▶ [Exercise aim]: Using the entries that follow, give the number of lines containing the string "CERTIFICATE". Write nothing besides that number.

▶ [Data for the task]:
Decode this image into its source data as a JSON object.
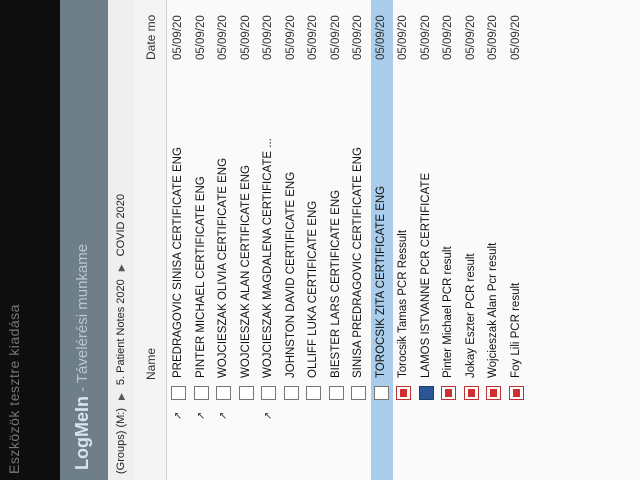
{
  "window": {
    "title": "Eszközök tesztre kiadása"
  },
  "logmein": {
    "brand": "LogMeIn",
    "subtitle": "- Távelérési munkame"
  },
  "breadcrumb": {
    "items": [
      "(Groups) (M:)",
      "5. Patient Notes 2020",
      "COVID 2020"
    ]
  },
  "columns": {
    "name": "Name",
    "date": "Date mo"
  },
  "files": [
    {
      "name": "PREDRAGOVIC SINISA CERTIFICATE ENG",
      "date": "05/09/20",
      "icon": "document-icon",
      "pinned": true
    },
    {
      "name": "PINTER MICHAEL CERTIFICATE ENG",
      "date": "05/09/20",
      "icon": "document-icon",
      "pinned": true
    },
    {
      "name": "WOJCIESZAK OLIVIA CERTIFICATE ENG",
      "date": "05/09/20",
      "icon": "document-icon",
      "pinned": true
    },
    {
      "name": "WOJCIESZAK ALAN CERTIFICATE ENG",
      "date": "05/09/20",
      "icon": "document-icon",
      "pinned": false
    },
    {
      "name": "WOJCIESZAK MAGDALENA CERTIFICATE ...",
      "date": "05/09/20",
      "icon": "document-icon",
      "pinned": true
    },
    {
      "name": "JOHNSTON DAVID CERTIFICATE ENG",
      "date": "05/09/20",
      "icon": "document-icon",
      "pinned": false
    },
    {
      "name": "OLLIFF LUKA CERTIFICATE ENG",
      "date": "05/09/20",
      "icon": "document-icon",
      "pinned": false
    },
    {
      "name": "BIESTER LARS CERTIFICATE ENG",
      "date": "05/09/20",
      "icon": "document-icon",
      "pinned": false
    },
    {
      "name": "SINISA  PREDRAGOVIC CERTIFICATE ENG",
      "date": "05/09/20",
      "icon": "document-icon",
      "pinned": false
    },
    {
      "name": "TOROCSIK ZITA CERTIFICATE ENG",
      "date": "05/09/20",
      "icon": "document-icon",
      "pinned": false,
      "selected": true
    },
    {
      "name": "Torocsik Tamas PCR Ressult",
      "date": "05/09/20",
      "icon": "pdf-icon",
      "pinned": false
    },
    {
      "name": "LAMOS ISTVANNE PCR CERTIFICATE",
      "date": "05/09/20",
      "icon": "word-icon",
      "pinned": false
    },
    {
      "name": "Pinter Michael PCR result",
      "date": "05/09/20",
      "icon": "pdf-icon",
      "pinned": false
    },
    {
      "name": "Jokay Eszter PCR result",
      "date": "05/09/20",
      "icon": "pdf-icon",
      "pinned": false
    },
    {
      "name": "Wojcieszak Alan Pcr result",
      "date": "05/09/20",
      "icon": "pdf-icon",
      "pinned": false
    },
    {
      "name": "Foy Lili PCR result",
      "date": "05/09/20",
      "icon": "pdf-icon",
      "pinned": false
    }
  ],
  "colors": {
    "selection": "#a9cdea",
    "titlebar": "#6f7f8a",
    "pdf": "#d12f2f"
  }
}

▶ [Task solution]: 11